I recognized this adventure as the “Mystery Ride” I had laid out years earlier by giving clues and asking BBC Club members to call with the name of the “Mystery Ride” when they received the BBC Newsletter with the following clues:
- Go south on an ancient highway
- Turn right at a town named after a biblical king
- Turn right onto “Mystery” Road
- Identify the B and the O on the historic railroad marker
- Turn right on a state highway that is Al Abbott’s age
- Turn right before the bridge across “Mystery” Creek
- Turn left then right to the “Mystery” Church
- Rest Stop at the “Mystery” Church with
- Gatorade, water and snack – Identify the snack
- Head North on a cold weather road
- Head east on a rocky road
- Head north through a town named after the Star Trek captain
- Return to Bloomington on a winner’s highway
I want to thank Chris Hahn for mentioning the National Geographic’s 65th Best Adventure in America in his teaser for last Saturday’s club ride. It allowed me to reminisce about our associations with this little burg, Popcorn, Indiana. Club members Jim and Sylvia Schroeder were married at this Popcorn Church several years ago, and Barbara and I played bridge at Dale and Peggy Humphry’s (prominent church members) farm less than a mile from there. Dale hooked up his tractor and hayrack and offered the bridge club members a hayride through the beautiful fields and pastures of his farm. Dale was the past president of the National Cattleman’s Association, a prestigious honor which garnered him an invitation to President Reagan’s Inauguration. He had the invitation framed and hanging on the kitchen wall. When I asked about the experience, he admitted he was too busy farming to attend, a decision he had regretted for the past twenty years.

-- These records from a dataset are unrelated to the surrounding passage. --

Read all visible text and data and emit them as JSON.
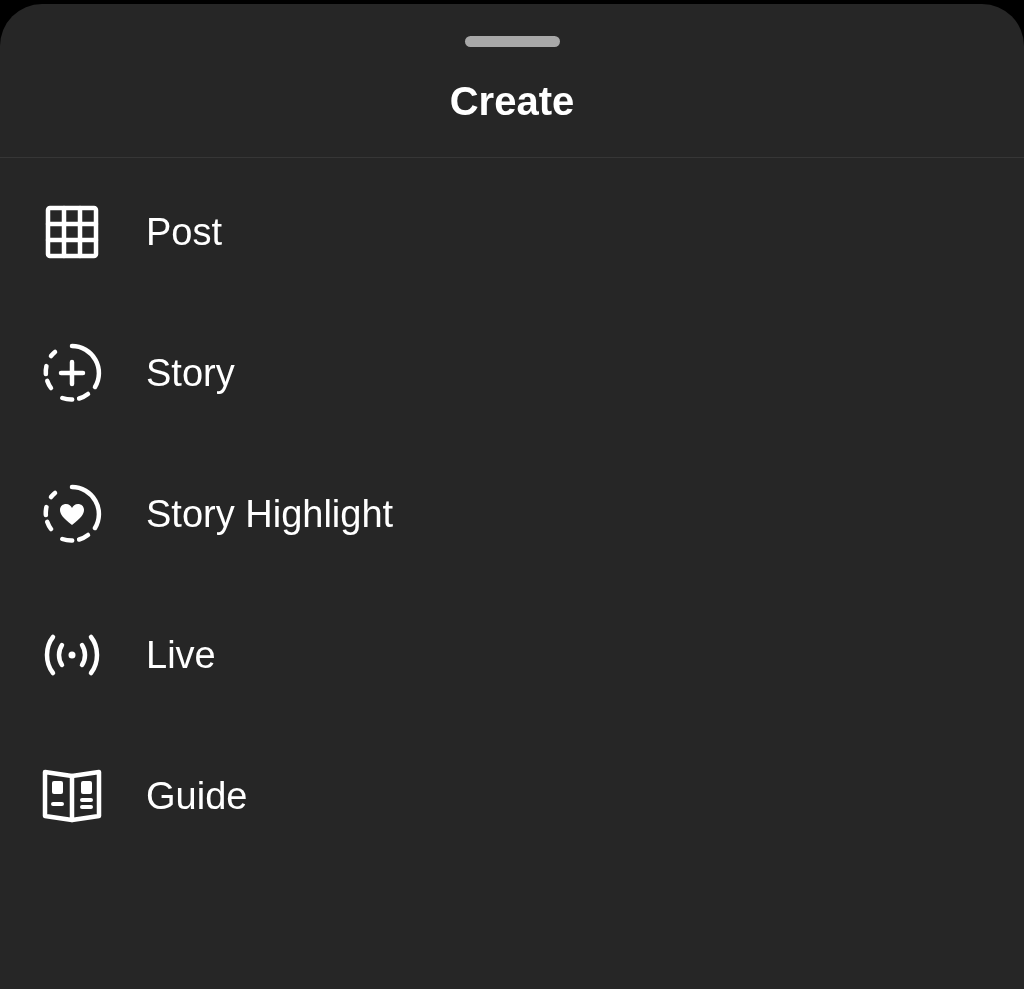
{
  "sheet": {
    "title": "Create"
  },
  "items": [
    {
      "kind": "post",
      "label": "Post"
    },
    {
      "kind": "story",
      "label": "Story"
    },
    {
      "kind": "highlight",
      "label": "Story Highlight"
    },
    {
      "kind": "live",
      "label": "Live"
    },
    {
      "kind": "guide",
      "label": "Guide"
    }
  ]
}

Getting back to the Adventure 100 list. Did anyone notice the nice new signs south of Kirksville advertising May Creek Farm? That was a nudist colony back in the day. Had National Geographic known about the nudist colony, the Popcorn Ride would certainly have rated higher than 65th on America’s best adventures.